Recorded data:
══════════
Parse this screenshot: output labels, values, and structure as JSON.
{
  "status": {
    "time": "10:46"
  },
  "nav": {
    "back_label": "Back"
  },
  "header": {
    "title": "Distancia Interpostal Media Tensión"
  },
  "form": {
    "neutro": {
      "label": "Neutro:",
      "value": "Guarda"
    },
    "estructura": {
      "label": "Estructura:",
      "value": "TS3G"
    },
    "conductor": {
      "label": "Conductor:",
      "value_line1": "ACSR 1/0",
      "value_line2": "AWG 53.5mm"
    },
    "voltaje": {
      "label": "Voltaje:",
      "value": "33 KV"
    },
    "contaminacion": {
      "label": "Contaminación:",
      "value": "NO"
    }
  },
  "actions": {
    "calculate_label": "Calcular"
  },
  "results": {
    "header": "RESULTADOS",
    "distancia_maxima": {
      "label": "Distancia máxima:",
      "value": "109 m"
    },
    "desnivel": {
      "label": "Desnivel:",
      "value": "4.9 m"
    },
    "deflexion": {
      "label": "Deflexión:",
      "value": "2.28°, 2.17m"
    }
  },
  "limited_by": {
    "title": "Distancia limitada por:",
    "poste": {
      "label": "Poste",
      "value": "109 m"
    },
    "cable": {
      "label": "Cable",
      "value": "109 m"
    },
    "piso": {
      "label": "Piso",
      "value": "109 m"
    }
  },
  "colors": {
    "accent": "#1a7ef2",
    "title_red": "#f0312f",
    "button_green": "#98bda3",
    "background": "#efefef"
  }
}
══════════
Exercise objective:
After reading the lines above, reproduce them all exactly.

Result below:
Parse this screenshot: output labels, values, and structure as JSON.
{
  "status": {
    "time": "10:46"
  },
  "nav": {
    "back_label": "Back"
  },
  "header": {
    "title": "Distancia Interpostal Media Tensión"
  },
  "form": {
    "neutro": {
      "label": "Neutro:",
      "value": "Guarda"
    },
    "estructura": {
      "label": "Estructura:",
      "value": "TS3G"
    },
    "conductor": {
      "label": "Conductor:",
      "value_line1": "ACSR 1/0",
      "value_line2": "AWG 53.5mm"
    },
    "voltaje": {
      "label": "Voltaje:",
      "value": "33 KV"
    },
    "contaminacion": {
      "label": "Contaminación:",
      "value": "NO"
    }
  },
  "actions": {
    "calculate_label": "Calcular"
  },
  "results": {
    "header": "RESULTADOS",
    "distancia_maxima": {
      "label": "Distancia máxima:",
      "value": "109 m"
    },
    "desnivel": {
      "label": "Desnivel:",
      "value": "4.9 m"
    },
    "deflexion": {
      "label": "Deflexión:",
      "value": "2.28°, 2.17m"
    }
  },
  "limited_by": {
    "title": "Distancia limitada por:",
    "poste": {
      "label": "Poste",
      "value": "109 m"
    },
    "cable": {
      "label": "Cable",
      "value": "109 m"
    },
    "piso": {
      "label": "Piso",
      "value": "109 m"
    }
  },
  "colors": {
    "accent": "#1a7ef2",
    "title_red": "#f0312f",
    "button_green": "#98bda3",
    "background": "#efefef"
  }
}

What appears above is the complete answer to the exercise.